Andrew of Perugia (Latin name: Andreas Perusinus) was a Franciscan friar and Bishop born in Perugia, Italy, and active in China in the 14th century. He was Bishop of Quanzhou (ancient Zaiton) in Fujian from 1322.

He was initially sent to China in 1307 by Pope Clement V as a member of a group of seven Franciscan bishops who were to act as suffragans to consecrate John of Montecorvino Archbishop of Peking and summus archiepiscopus 'chief archbishop'. Only three of these envoys arrived safely: Gerardus, Peregrinus and Andrew of Perugia (1308).

The three suffragans consecrated John in 1308 and succeeded each other in the episcopal see of Zaiton, established by Montecorvino. In 1322, Andrew of Perugia was nominated bishop of the see of Zaiton by John of Montecorvino.[1]

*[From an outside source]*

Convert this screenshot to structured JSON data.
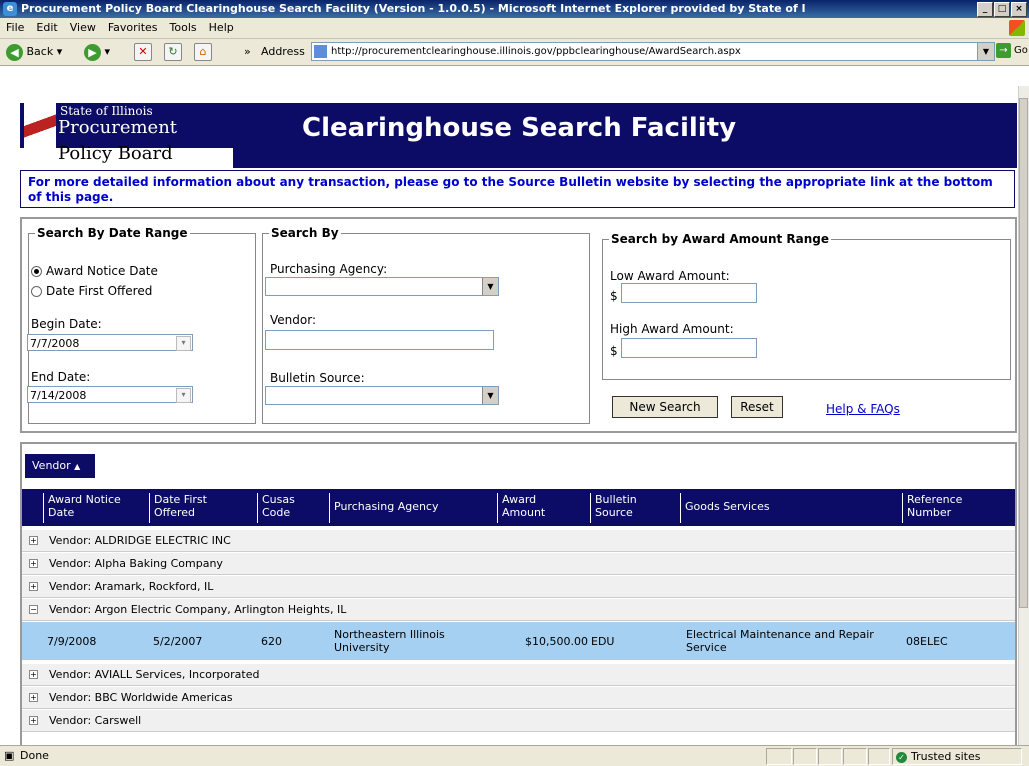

A 1326 letter by Andrew to Friar Warden of the Convent of Perugia is known, mentioning the archbishop.[1]

"Friar Andrew of Perugia, of the Order of Minor Friars, by Divine permission called to be Bishop, to the reverend father the Friar Warden of the Convent of Perugia, health and peace in the Lord for ever!..."

— Opening lines of the letter from Andrew Bishop of Zayton in Manzi or Southern China, 1326 Full text

Andrew died around 1332 in Quanzhou. His tombstone has been discovered in 1946, and has been transferred to Beijing, with a copy left in the Quanzhou Maritime Museum. Remarkably, the tombstone displays "Nestorian" Christian iconography.[2]

† Hic...sepultus est Andreas Perusinus (devotus ep. Cayton.......ordinis (fratrum min.) ........ (Jesus Christi) Apostolus........(in mense) .......M (cccxx)xii + 1332

Here is buried Andrew of Perugia devoted bishop of Quanzhou… Order of Friars Minor…Apostle..... of Jesus Christ in… month… M (cccxx)xii + 1332

— Andrew of Perugia tombstone inscription Original

One of his successors to the see of Zaiton seems to have been James of Florence, who died in 1362.[3]

See also[edit]

Notes[edit]

References[edit]

  • Henry Yule Cathay and the Way Thither Hakluyt Society, 1866
  • James Hastings Encyclopedia of Religion and Ethics Part 16: V. 16 Kessinger Publishing, 2003 ISBN 0-7661-3693-0, ISBN 978-0-7661-3693-9